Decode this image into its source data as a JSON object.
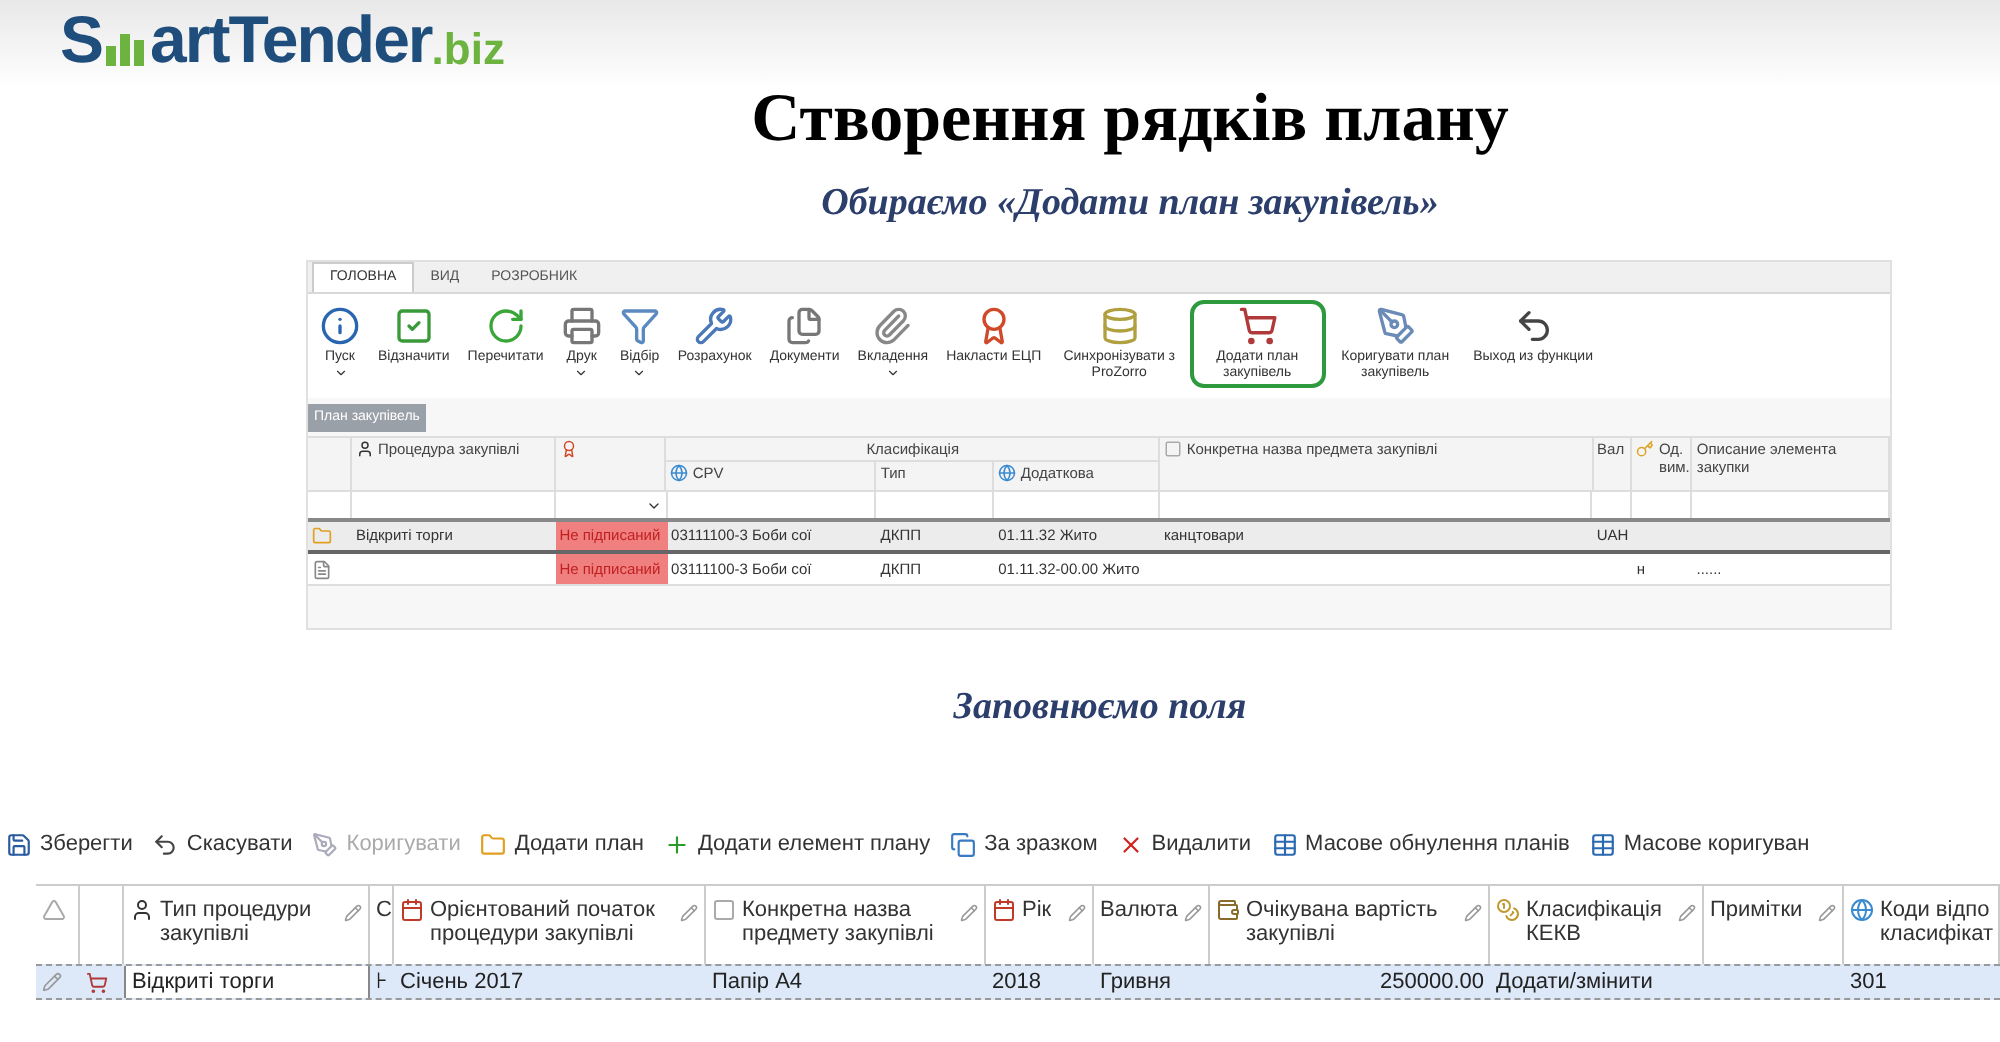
{
  "logo": {
    "first": "S",
    "rest": "artTender",
    "suffix": ".biz"
  },
  "title": "Створення рядків плану",
  "subtitle": "Обираємо «Додати план закупівель»",
  "app1": {
    "tabs": [
      {
        "label": "ГОЛОВНА",
        "selected": true
      },
      {
        "label": "ВИД",
        "selected": false
      },
      {
        "label": "РОЗРОБНИК",
        "selected": false
      }
    ],
    "toolbar": [
      {
        "label": "Пуск",
        "kind": "start",
        "dropdown": true,
        "highlighted": false
      },
      {
        "label": "Відзначити",
        "kind": "check",
        "dropdown": false,
        "highlighted": false
      },
      {
        "label": "Перечитати",
        "kind": "refresh",
        "dropdown": false,
        "highlighted": false
      },
      {
        "label": "Друк",
        "kind": "printer",
        "dropdown": true,
        "highlighted": false
      },
      {
        "label": "Відбір",
        "kind": "filter",
        "dropdown": true,
        "highlighted": false
      },
      {
        "label": "Розрахунок",
        "kind": "wrench",
        "dropdown": false,
        "highlighted": false
      },
      {
        "label": "Документи",
        "kind": "documents",
        "dropdown": false,
        "highlighted": false
      },
      {
        "label": "Вкладення",
        "kind": "paperclip",
        "dropdown": true,
        "highlighted": false
      },
      {
        "label": "Накласти ЕЦП",
        "kind": "seal",
        "dropdown": false,
        "highlighted": false
      },
      {
        "label": "Синхронізувати з ProZorro",
        "kind": "database",
        "dropdown": false,
        "highlighted": false
      },
      {
        "label": "Додати план закупівель",
        "kind": "cart",
        "dropdown": false,
        "highlighted": true
      },
      {
        "label": "Коригувати план закупівель",
        "kind": "pen",
        "dropdown": false,
        "highlighted": false
      },
      {
        "label": "Выход из функции",
        "kind": "undo",
        "dropdown": false,
        "highlighted": false
      }
    ],
    "panel_tab": "План закупівель",
    "group_header": "Класифікація",
    "columns": [
      {
        "kind": "none",
        "grouped": false
      },
      {
        "label": "Процедура закупівлі",
        "kind": "person",
        "grouped": false
      },
      {
        "kind": "seal",
        "grouped": false
      },
      {
        "label": "CPV",
        "kind": "globe",
        "grouped": true
      },
      {
        "label": "Тип",
        "kind": "none",
        "grouped": true
      },
      {
        "label": "Додаткова",
        "kind": "globe",
        "grouped": true
      },
      {
        "label": "Конкретна назва предмета закупівлі",
        "kind": "box",
        "grouped": false
      },
      {
        "label": "Вал",
        "kind": "none",
        "grouped": false
      },
      {
        "label": "Од. вим.",
        "kind": "key",
        "grouped": false
      },
      {
        "label": "Описание элемента закупки",
        "kind": "none",
        "grouped": false
      }
    ],
    "rows": [
      {
        "selected": true,
        "kind": "folder",
        "cells": [
          null,
          "Відкриті торги",
          "Не підписаний",
          "03111100-3 Боби сої",
          "ДКПП",
          "01.11.32 Жито",
          "канцтовари",
          "UAH",
          null,
          null
        ]
      },
      {
        "selected": false,
        "kind": "document",
        "cells": [
          null,
          null,
          "Не підписаний",
          "03111100-3 Боби сої",
          "ДКПП",
          "01.11.32-00.00 Жито",
          null,
          null,
          "н",
          "......"
        ]
      }
    ]
  },
  "section2_title": "Заповнюємо поля",
  "app2": {
    "toolbar": [
      {
        "label": "Зберегти",
        "kind": "save",
        "disabled": false
      },
      {
        "label": "Скасувати",
        "kind": "undo",
        "disabled": false
      },
      {
        "label": "Коригувати",
        "kind": "pen",
        "disabled": true
      },
      {
        "label": "Додати план",
        "kind": "folder",
        "disabled": false
      },
      {
        "label": "Додати елемент плану",
        "kind": "plus",
        "disabled": false
      },
      {
        "label": "За зразком",
        "kind": "copy",
        "disabled": false
      },
      {
        "label": "Видалити",
        "kind": "delete",
        "disabled": false
      },
      {
        "label": "Масове обнулення планів",
        "kind": "table",
        "disabled": false
      },
      {
        "label": "Масове коригуван",
        "kind": "table",
        "disabled": false
      }
    ],
    "columns": [
      {
        "kind": "corner",
        "editable": false
      },
      {
        "kind": "none",
        "editable": false
      },
      {
        "label": "Тип процедури закупівлі",
        "kind": "person",
        "editable": true
      },
      {
        "label": "С",
        "kind": "none"
      },
      {
        "label": "Орієнтований початок процедури закупівлі",
        "kind": "calendar",
        "editable": true
      },
      {
        "label": "Конкретна назва предмету закупівлі",
        "kind": "box",
        "editable": true
      },
      {
        "label": "Рік",
        "kind": "calendar",
        "editable": true
      },
      {
        "label": "Валюта",
        "kind": "none",
        "editable": true
      },
      {
        "label": "Очікувана вартість закупівлі",
        "kind": "money",
        "editable": true
      },
      {
        "label": "Класифікація КЕКВ",
        "kind": "coins",
        "editable": true
      },
      {
        "label": "Примітки",
        "kind": "none",
        "editable": true
      },
      {
        "label": "Коди відпо класифікат",
        "kind": "globe"
      }
    ],
    "rows": [
      {
        "selected": true,
        "cells": [
          null,
          null,
          "Відкриті торги",
          "⊦",
          "Січень 2017",
          "Папір А4",
          "2018",
          "Гривня",
          "250000.00",
          "Додати/змінити",
          null,
          "301"
        ]
      }
    ]
  }
}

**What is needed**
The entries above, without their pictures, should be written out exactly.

**Solution for this task**
Decode this image into its source data as a JSON object.
{
  "logo": {
    "first": "S",
    "rest": "artTender",
    "suffix": ".biz"
  },
  "title": "Створення рядків плану",
  "subtitle": "Обираємо «Додати план закупівель»",
  "app1": {
    "tabs": [
      {
        "label": "ГОЛОВНА",
        "selected": true
      },
      {
        "label": "ВИД",
        "selected": false
      },
      {
        "label": "РОЗРОБНИК",
        "selected": false
      }
    ],
    "toolbar": [
      {
        "label": "Пуск",
        "kind": "start",
        "dropdown": true,
        "highlighted": false
      },
      {
        "label": "Відзначити",
        "kind": "check",
        "dropdown": false,
        "highlighted": false
      },
      {
        "label": "Перечитати",
        "kind": "refresh",
        "dropdown": false,
        "highlighted": false
      },
      {
        "label": "Друк",
        "kind": "printer",
        "dropdown": true,
        "highlighted": false
      },
      {
        "label": "Відбір",
        "kind": "filter",
        "dropdown": true,
        "highlighted": false
      },
      {
        "label": "Розрахунок",
        "kind": "wrench",
        "dropdown": false,
        "highlighted": false
      },
      {
        "label": "Документи",
        "kind": "documents",
        "dropdown": false,
        "highlighted": false
      },
      {
        "label": "Вкладення",
        "kind": "paperclip",
        "dropdown": true,
        "highlighted": false
      },
      {
        "label": "Накласти ЕЦП",
        "kind": "seal",
        "dropdown": false,
        "highlighted": false
      },
      {
        "label": "Синхронізувати з ProZorro",
        "kind": "database",
        "dropdown": false,
        "highlighted": false
      },
      {
        "label": "Додати план закупівель",
        "kind": "cart",
        "dropdown": false,
        "highlighted": true
      },
      {
        "label": "Коригувати план закупівель",
        "kind": "pen",
        "dropdown": false,
        "highlighted": false
      },
      {
        "label": "Выход из функции",
        "kind": "undo",
        "dropdown": false,
        "highlighted": false
      }
    ],
    "panel_tab": "План закупівель",
    "group_header": "Класифікація",
    "columns": [
      {
        "kind": "none",
        "grouped": false
      },
      {
        "label": "Процедура закупівлі",
        "kind": "person",
        "grouped": false
      },
      {
        "kind": "seal",
        "grouped": false
      },
      {
        "label": "CPV",
        "kind": "globe",
        "grouped": true
      },
      {
        "label": "Тип",
        "kind": "none",
        "grouped": true
      },
      {
        "label": "Додаткова",
        "kind": "globe",
        "grouped": true
      },
      {
        "label": "Конкретна назва предмета закупівлі",
        "kind": "box",
        "grouped": false
      },
      {
        "label": "Вал",
        "kind": "none",
        "grouped": false
      },
      {
        "label": "Од. вим.",
        "kind": "key",
        "grouped": false
      },
      {
        "label": "Описание элемента закупки",
        "kind": "none",
        "grouped": false
      }
    ],
    "rows": [
      {
        "selected": true,
        "kind": "folder",
        "cells": [
          null,
          "Відкриті торги",
          "Не підписаний",
          "03111100-3 Боби сої",
          "ДКПП",
          "01.11.32 Жито",
          "канцтовари",
          "UAH",
          null,
          null
        ]
      },
      {
        "selected": false,
        "kind": "document",
        "cells": [
          null,
          null,
          "Не підписаний",
          "03111100-3 Боби сої",
          "ДКПП",
          "01.11.32-00.00 Жито",
          null,
          null,
          "н",
          "......"
        ]
      }
    ]
  },
  "section2_title": "Заповнюємо поля",
  "app2": {
    "toolbar": [
      {
        "label": "Зберегти",
        "kind": "save",
        "disabled": false
      },
      {
        "label": "Скасувати",
        "kind": "undo",
        "disabled": false
      },
      {
        "label": "Коригувати",
        "kind": "pen",
        "disabled": true
      },
      {
        "label": "Додати план",
        "kind": "folder",
        "disabled": false
      },
      {
        "label": "Додати елемент плану",
        "kind": "plus",
        "disabled": false
      },
      {
        "label": "За зразком",
        "kind": "copy",
        "disabled": false
      },
      {
        "label": "Видалити",
        "kind": "delete",
        "disabled": false
      },
      {
        "label": "Масове обнулення планів",
        "kind": "table",
        "disabled": false
      },
      {
        "label": "Масове коригуван",
        "kind": "table",
        "disabled": false
      }
    ],
    "columns": [
      {
        "kind": "corner",
        "editable": false
      },
      {
        "kind": "none",
        "editable": false
      },
      {
        "label": "Тип процедури закупівлі",
        "kind": "person",
        "editable": true
      },
      {
        "label": "С",
        "kind": "none"
      },
      {
        "label": "Орієнтований початок процедури закупівлі",
        "kind": "calendar",
        "editable": true
      },
      {
        "label": "Конкретна назва предмету закупівлі",
        "kind": "box",
        "editable": true
      },
      {
        "label": "Рік",
        "kind": "calendar",
        "editable": true
      },
      {
        "label": "Валюта",
        "kind": "none",
        "editable": true
      },
      {
        "label": "Очікувана вартість закупівлі",
        "kind": "money",
        "editable": true
      },
      {
        "label": "Класифікація КЕКВ",
        "kind": "coins",
        "editable": true
      },
      {
        "label": "Примітки",
        "kind": "none",
        "editable": true
      },
      {
        "label": "Коди відпо класифікат",
        "kind": "globe"
      }
    ],
    "rows": [
      {
        "selected": true,
        "cells": [
          null,
          null,
          "Відкриті торги",
          "⊦",
          "Січень 2017",
          "Папір А4",
          "2018",
          "Гривня",
          "250000.00",
          "Додати/змінити",
          null,
          "301"
        ]
      }
    ]
  }
}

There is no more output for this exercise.